MATERIAL FOR THIS TASK:
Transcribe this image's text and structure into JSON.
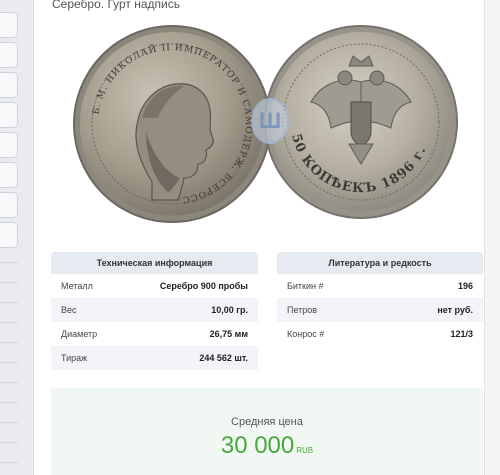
{
  "caption": "Серебро. Гурт надпись",
  "tech": {
    "heading": "Техническая информация",
    "rows": [
      {
        "label": "Металл",
        "value": "Серебро 900 пробы"
      },
      {
        "label": "Вес",
        "value": "10,00 гр."
      },
      {
        "label": "Диаметр",
        "value": "26,75 мм"
      },
      {
        "label": "Тираж",
        "value": "244 562 шт."
      }
    ]
  },
  "literature": {
    "heading": "Литература и редкость",
    "rows": [
      {
        "label": "Биткин #",
        "value": "196"
      },
      {
        "label": "Петров",
        "value": "нет руб."
      },
      {
        "label": "Конрос #",
        "value": "121/3"
      }
    ]
  },
  "price": {
    "label": "Средняя цена",
    "value": "30 000",
    "currency": "RUB",
    "color": "#4aa73c"
  },
  "coin": {
    "obverse_legend": "Б. М. НИКОЛАЙ II ИМПЕРАТОР И САМОДЕРЖ. ВСЕРОСС.",
    "reverse_legend": "50 КОПѢЕКЪ 1896 г.",
    "watermark": "Ш"
  }
}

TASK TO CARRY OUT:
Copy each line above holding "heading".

SOLUTION:
    "heading": "Техническая информация",
    "heading": "Литература и редкость",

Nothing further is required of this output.